Have you already found you name up on the casting list? Did you get the parts you hoped for? If not, are you motivated to work harder? Or are you busy picking apart the students who got the roles you wanted? If the second one sounds like you, it may be time to take a deep breath. Casting season is often when rumors about favoritism and politics take hold and may start running rampant among students and even – shockingly – among parents. Don’t get caught in this spiral. All it will do is keep you from focusing on you and how to get where you want to be.

I know it can be hard – especially if you have friends or even parents telling you that you deserved the role that Suzie got, but I promise that 99% of the time, casting decisions are made with careful attention to countless factors. For example, different students need different treatment at different times in their growth – Sometimes a students needs to be pushed to handle a solo role, and sometimes they need to be pushed to learn how to dance as a team member or team leader in the corps. Once again, the solution is to shift the focus from other students back to yourself. Focus on your dancing, what you need to do to move forward and how you can work on things that might be holding you back.

Finally, if you got that coveted role you’ve been dyin’ for – Congratulations! But remember, the work doesn’t stop here. An important solo or lead role can mean much longer rehearsal hours and a tougher standard that you need to meet. A lot more may be expected of you than you’ve had to deal with before – and you’ll still need to get all of that homework done! Take advantage of the guidance that your teachers and directors can provide.

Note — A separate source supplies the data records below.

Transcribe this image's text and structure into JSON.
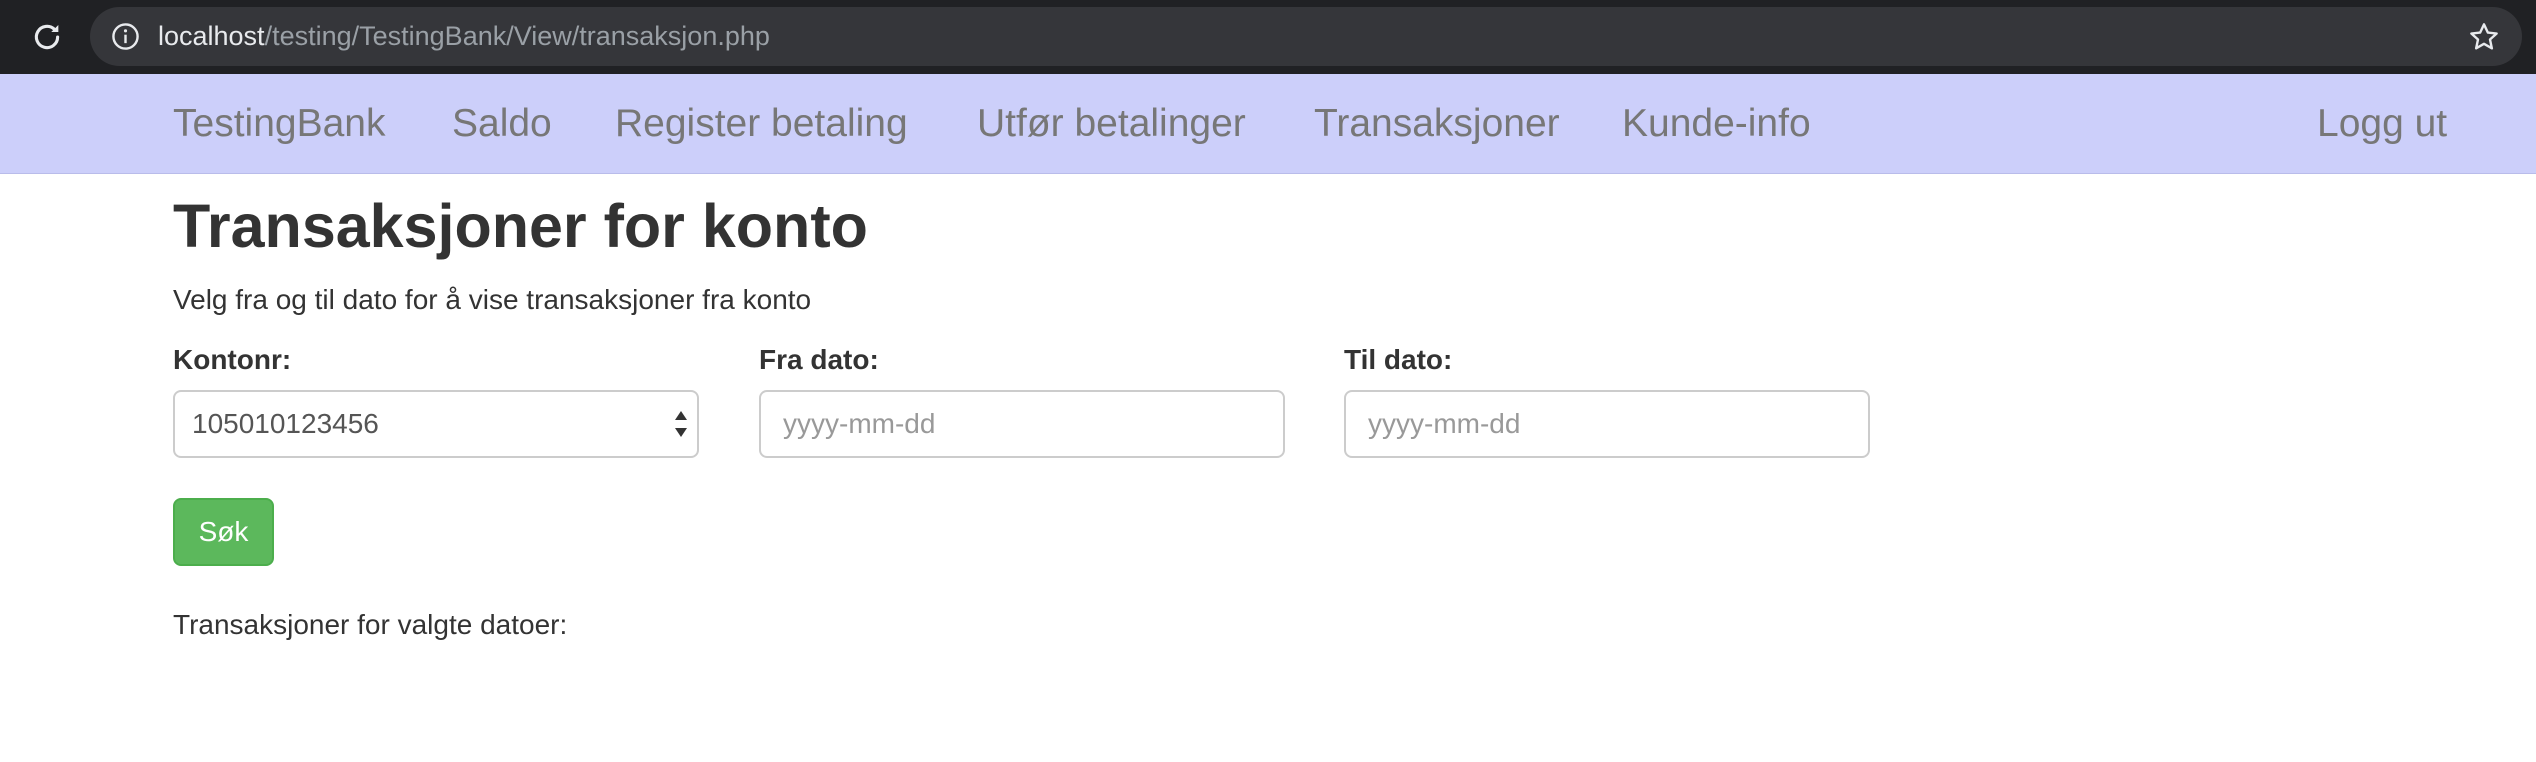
{
  "browser": {
    "url_host": "localhost",
    "url_path": "/testing/TestingBank/View/transaksjon.php",
    "icons": {
      "reload": "reload-icon",
      "info": "info-icon",
      "bookmark": "star-icon"
    }
  },
  "navbar": {
    "brand": "TestingBank",
    "items": [
      {
        "label": "Saldo"
      },
      {
        "label": "Register betaling"
      },
      {
        "label": "Utfør betalinger"
      },
      {
        "label": "Transaksjoner"
      },
      {
        "label": "Kunde-info"
      }
    ],
    "logout": "Logg ut",
    "background": "#cccffa"
  },
  "main": {
    "title": "Transaksjoner for konto",
    "intro": "Velg fra og til dato for å vise transaksjoner fra konto",
    "form": {
      "account_label": "Kontonr:",
      "account_value": "105010123456",
      "from_label": "Fra dato:",
      "from_placeholder": "yyyy-mm-dd",
      "to_label": "Til dato:",
      "to_placeholder": "yyyy-mm-dd",
      "submit_label": "Søk",
      "submit_color": "#5cb85c"
    },
    "results_label": "Transaksjoner for valgte datoer:"
  }
}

However the casting chips may fall, remember congratulate yourself for working hard and getting through a competitive audition process. And get ready to rehearse your butt off!

Is a pro school right for you year-round?

I’ve often talked about how crucial training at a professional ballet school can be for students who aspire to a professional career, a high quality college dance career or both. Here is some great advice from the recent issue of Pointe Magazine about deciding whether a year-round program is right for you – and whether you are ready for it.

Dancewear en l’air: The Two-Tone Practice Tutu

In my recent post on the tutus, I featured this lovely rehearsal piece, C705, by Primadonna Tutus as the example. But such a well-made and economical piece really deserves it’s own post.

This practice tutu comes in classic white tulle. The black and white basque mimics the pointed basque-waist of a performance tutu’s architecture when worn with a black leotard as shown. This is a gorgeous rehearsal piece, but if you are looking to dress it up for a competition or recital, be forewarned that the two-tone feature doesn’t really lend itself to evolution into anything else. Primadonna offers all-white and all-black options if you need that versatility.

The price is nice on this piece and options include a 12″ or 14″ skirt, a hoop on request for $20 more, and either eight or ten layers of tulle. All told, you’ll probably won’t even reach $200 for the most expensive version.